◆ TASK DETAILS ◆
Count how many lines in the data hold "Profile". Only the number.

◆ DATA FOR ANALYSIS ◆

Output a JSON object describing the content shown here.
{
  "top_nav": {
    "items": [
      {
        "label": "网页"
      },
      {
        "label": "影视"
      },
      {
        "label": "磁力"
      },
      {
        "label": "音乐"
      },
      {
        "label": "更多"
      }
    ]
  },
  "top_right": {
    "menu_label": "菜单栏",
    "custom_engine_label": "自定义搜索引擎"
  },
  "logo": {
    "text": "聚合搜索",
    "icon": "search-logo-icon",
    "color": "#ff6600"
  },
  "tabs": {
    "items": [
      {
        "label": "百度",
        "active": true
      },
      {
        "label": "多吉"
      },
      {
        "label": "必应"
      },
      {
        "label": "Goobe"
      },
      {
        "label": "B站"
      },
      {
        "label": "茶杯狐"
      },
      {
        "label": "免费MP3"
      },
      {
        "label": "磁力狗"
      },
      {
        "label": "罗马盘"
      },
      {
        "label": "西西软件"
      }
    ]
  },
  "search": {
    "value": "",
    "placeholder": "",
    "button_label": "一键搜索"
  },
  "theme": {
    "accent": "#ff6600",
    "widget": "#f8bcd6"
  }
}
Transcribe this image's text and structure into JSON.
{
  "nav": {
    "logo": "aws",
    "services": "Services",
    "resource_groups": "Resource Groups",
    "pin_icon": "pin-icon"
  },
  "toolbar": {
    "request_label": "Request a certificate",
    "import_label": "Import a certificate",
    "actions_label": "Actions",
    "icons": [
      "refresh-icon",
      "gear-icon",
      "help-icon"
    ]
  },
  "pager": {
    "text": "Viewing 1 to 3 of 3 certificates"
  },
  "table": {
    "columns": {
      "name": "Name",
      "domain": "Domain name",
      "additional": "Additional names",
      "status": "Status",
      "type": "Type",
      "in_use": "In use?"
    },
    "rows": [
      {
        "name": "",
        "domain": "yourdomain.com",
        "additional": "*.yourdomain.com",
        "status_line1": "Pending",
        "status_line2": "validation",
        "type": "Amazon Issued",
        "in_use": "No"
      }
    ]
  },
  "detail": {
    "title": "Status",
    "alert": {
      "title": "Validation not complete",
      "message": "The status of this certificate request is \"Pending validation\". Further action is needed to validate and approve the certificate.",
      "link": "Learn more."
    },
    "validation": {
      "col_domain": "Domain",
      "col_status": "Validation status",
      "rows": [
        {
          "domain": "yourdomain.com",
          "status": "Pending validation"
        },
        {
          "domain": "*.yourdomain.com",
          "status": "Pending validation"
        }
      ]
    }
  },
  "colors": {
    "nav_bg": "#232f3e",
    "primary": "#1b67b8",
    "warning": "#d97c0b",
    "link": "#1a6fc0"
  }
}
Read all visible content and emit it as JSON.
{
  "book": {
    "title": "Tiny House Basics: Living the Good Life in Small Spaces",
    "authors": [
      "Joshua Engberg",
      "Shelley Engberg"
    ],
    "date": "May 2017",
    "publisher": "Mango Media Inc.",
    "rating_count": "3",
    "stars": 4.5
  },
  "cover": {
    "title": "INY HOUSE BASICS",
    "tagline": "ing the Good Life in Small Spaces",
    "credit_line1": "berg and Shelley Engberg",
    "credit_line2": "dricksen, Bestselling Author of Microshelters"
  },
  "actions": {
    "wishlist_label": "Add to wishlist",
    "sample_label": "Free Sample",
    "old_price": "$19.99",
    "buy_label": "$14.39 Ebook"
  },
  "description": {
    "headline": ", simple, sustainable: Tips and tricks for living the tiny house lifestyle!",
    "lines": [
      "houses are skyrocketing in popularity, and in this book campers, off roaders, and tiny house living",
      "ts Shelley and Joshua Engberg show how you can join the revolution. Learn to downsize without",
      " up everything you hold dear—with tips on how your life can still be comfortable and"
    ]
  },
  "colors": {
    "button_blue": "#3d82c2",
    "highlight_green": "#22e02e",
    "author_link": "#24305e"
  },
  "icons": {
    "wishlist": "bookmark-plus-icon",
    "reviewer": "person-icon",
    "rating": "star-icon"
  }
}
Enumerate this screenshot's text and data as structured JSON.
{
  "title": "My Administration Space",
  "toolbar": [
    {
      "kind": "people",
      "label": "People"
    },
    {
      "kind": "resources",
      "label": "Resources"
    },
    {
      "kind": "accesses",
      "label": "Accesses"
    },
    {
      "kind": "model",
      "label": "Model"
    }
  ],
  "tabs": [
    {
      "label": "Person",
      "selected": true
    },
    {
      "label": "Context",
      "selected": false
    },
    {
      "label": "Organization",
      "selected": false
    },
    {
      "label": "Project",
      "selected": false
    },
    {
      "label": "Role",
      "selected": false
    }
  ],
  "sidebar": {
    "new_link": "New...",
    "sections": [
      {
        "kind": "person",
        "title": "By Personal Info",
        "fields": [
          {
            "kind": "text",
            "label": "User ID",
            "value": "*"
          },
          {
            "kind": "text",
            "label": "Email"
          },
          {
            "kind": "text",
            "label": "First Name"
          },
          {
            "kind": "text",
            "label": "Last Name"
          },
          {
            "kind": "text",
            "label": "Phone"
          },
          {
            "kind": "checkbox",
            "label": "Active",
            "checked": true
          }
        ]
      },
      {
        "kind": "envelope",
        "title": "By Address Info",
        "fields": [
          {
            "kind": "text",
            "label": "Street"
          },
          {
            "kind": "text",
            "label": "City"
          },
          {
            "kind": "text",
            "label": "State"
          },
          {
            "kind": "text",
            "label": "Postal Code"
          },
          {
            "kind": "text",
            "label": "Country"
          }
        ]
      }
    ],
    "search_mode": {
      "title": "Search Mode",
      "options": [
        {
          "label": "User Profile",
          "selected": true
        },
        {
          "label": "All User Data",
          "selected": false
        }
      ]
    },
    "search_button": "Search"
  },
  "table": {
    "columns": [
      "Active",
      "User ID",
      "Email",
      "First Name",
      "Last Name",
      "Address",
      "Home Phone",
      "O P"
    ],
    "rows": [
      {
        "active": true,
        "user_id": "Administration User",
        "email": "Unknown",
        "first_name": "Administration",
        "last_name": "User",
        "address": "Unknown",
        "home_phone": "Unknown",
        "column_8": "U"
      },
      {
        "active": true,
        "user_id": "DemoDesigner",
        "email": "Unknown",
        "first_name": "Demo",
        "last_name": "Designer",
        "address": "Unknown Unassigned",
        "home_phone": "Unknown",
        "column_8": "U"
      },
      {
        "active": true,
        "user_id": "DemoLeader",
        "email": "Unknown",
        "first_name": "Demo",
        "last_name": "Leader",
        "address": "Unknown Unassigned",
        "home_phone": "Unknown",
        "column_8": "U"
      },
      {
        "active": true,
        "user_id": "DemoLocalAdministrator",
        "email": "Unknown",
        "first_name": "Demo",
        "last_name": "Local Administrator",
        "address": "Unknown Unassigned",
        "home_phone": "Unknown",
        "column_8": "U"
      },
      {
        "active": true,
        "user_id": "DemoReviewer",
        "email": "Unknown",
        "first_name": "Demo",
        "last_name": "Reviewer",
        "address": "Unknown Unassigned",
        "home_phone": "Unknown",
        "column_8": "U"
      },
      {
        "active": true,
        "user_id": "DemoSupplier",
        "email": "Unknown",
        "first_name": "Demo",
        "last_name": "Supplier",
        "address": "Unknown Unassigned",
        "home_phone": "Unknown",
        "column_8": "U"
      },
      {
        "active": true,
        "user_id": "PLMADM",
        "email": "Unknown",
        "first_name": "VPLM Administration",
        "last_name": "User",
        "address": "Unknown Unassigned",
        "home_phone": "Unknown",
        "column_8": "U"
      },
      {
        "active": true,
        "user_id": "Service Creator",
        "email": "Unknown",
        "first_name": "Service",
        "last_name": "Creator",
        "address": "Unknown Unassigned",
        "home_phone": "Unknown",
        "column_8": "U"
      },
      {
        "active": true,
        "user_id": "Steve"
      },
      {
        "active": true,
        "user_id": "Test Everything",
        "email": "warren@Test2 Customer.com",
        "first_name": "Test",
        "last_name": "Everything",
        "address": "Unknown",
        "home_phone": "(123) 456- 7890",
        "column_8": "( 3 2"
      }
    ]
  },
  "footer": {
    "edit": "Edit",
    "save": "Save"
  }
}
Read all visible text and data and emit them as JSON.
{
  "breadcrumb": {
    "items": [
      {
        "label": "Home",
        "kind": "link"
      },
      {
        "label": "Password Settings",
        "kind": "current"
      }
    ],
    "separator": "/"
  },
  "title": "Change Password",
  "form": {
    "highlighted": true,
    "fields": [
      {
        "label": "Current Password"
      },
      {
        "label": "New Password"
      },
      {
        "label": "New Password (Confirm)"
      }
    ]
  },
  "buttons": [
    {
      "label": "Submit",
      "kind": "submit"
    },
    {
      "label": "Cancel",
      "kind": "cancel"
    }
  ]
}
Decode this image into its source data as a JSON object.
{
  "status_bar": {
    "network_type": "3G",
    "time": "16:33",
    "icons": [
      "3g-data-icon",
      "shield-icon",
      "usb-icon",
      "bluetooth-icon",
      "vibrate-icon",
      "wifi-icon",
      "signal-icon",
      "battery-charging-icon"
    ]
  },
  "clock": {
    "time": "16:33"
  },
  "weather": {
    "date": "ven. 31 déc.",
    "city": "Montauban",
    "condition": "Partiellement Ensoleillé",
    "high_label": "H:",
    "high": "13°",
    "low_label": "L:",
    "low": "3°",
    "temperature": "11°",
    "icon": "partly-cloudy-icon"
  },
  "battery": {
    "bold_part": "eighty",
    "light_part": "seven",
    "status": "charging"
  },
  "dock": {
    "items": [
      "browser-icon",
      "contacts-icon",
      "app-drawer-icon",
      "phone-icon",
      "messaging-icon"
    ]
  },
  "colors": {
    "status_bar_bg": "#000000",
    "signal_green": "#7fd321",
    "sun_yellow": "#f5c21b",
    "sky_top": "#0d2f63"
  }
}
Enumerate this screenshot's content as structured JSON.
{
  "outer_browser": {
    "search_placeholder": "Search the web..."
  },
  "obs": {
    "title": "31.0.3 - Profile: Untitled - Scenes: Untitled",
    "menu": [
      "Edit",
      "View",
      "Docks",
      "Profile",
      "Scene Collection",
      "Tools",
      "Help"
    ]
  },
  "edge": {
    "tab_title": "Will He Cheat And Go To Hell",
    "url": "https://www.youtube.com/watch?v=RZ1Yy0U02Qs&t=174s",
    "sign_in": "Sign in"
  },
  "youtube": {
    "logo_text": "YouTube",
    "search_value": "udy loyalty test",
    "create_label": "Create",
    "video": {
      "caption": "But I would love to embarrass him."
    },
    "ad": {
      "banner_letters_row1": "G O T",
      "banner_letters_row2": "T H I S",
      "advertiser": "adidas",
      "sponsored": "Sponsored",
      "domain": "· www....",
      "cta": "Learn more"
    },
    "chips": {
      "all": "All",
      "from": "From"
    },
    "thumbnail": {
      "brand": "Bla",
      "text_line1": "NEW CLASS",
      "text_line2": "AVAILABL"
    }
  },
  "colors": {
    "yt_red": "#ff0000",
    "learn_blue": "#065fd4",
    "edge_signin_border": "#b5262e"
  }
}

◆ RESULT ◆
3